» **WHAT TO DO**
State the count of lines below in which the word "teachers" appears, and add nothing.

» **TASK INPUTS**

▬▬▬▬▬▬

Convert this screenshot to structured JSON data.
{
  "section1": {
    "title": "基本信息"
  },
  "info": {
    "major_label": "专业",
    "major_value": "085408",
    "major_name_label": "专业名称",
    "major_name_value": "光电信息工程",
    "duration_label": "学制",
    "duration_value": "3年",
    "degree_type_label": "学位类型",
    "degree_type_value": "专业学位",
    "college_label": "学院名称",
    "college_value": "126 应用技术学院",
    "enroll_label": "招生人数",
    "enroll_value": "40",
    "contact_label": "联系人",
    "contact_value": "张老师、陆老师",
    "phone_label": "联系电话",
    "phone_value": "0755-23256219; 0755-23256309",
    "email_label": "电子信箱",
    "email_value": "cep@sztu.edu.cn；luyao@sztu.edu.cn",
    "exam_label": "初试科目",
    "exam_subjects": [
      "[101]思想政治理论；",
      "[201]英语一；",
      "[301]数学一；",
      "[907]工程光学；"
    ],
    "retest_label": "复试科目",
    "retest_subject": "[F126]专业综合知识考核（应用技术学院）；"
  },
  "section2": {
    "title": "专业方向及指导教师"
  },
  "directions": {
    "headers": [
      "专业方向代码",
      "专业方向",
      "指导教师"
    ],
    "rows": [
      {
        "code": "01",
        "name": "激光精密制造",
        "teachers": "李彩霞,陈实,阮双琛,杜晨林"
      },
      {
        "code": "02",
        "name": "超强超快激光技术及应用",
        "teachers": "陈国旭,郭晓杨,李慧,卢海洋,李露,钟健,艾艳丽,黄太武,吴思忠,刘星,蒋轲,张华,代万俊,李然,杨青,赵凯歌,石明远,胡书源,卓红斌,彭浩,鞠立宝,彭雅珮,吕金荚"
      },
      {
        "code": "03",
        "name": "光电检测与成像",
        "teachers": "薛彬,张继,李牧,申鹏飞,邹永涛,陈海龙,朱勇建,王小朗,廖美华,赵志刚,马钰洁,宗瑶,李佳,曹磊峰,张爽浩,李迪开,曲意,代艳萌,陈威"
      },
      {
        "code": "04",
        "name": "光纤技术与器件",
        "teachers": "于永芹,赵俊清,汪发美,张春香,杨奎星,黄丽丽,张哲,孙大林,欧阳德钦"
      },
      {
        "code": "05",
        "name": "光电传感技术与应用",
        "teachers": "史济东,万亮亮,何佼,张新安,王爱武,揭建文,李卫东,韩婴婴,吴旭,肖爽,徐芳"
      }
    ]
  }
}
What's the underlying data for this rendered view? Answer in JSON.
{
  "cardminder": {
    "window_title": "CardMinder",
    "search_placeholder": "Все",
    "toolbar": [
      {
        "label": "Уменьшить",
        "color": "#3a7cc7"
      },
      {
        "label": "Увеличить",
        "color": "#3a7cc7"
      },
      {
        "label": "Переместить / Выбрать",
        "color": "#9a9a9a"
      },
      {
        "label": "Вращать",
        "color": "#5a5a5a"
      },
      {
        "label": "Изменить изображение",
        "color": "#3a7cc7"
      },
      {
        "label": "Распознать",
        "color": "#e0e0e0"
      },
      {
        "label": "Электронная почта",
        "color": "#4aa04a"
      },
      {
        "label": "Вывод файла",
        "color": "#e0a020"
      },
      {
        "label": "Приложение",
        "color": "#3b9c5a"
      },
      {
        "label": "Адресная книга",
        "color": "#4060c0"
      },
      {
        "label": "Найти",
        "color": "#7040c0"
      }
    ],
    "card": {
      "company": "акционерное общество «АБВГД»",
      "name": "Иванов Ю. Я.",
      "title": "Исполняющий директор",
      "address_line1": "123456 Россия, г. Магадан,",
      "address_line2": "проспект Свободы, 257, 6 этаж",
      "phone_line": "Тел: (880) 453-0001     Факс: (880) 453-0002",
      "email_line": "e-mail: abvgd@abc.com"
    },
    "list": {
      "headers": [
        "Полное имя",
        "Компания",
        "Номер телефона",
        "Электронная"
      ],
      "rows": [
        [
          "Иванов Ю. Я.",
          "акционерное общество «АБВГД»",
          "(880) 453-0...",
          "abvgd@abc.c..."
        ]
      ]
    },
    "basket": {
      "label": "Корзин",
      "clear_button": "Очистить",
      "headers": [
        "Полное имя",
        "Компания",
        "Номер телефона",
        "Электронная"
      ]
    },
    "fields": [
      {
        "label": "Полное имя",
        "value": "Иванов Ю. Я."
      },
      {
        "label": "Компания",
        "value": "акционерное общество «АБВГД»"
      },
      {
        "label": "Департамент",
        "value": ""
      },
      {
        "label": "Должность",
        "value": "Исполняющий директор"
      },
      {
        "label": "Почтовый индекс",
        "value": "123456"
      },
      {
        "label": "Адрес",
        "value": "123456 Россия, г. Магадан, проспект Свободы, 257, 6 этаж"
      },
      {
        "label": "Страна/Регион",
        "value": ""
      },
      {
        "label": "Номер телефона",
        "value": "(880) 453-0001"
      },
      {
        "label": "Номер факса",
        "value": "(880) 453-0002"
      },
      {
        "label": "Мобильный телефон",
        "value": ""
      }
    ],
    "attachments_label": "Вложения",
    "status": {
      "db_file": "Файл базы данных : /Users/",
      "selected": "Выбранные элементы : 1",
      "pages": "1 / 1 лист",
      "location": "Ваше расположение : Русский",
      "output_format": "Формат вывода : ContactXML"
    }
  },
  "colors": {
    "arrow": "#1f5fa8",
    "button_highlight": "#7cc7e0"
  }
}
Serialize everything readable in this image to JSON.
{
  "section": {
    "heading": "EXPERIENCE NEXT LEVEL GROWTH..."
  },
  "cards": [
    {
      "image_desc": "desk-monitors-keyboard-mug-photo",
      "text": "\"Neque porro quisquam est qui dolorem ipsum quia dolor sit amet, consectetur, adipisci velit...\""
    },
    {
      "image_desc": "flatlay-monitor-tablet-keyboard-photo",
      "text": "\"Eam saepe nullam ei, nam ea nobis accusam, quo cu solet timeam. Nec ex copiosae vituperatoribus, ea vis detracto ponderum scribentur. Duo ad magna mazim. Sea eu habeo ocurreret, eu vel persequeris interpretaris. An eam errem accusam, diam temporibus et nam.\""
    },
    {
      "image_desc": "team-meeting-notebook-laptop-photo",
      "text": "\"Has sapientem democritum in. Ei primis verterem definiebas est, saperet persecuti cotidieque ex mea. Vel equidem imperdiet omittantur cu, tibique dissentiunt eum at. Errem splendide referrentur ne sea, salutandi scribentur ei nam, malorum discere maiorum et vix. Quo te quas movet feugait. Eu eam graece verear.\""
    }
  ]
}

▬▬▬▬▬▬

» **RESPONSE TO THE TASK**
5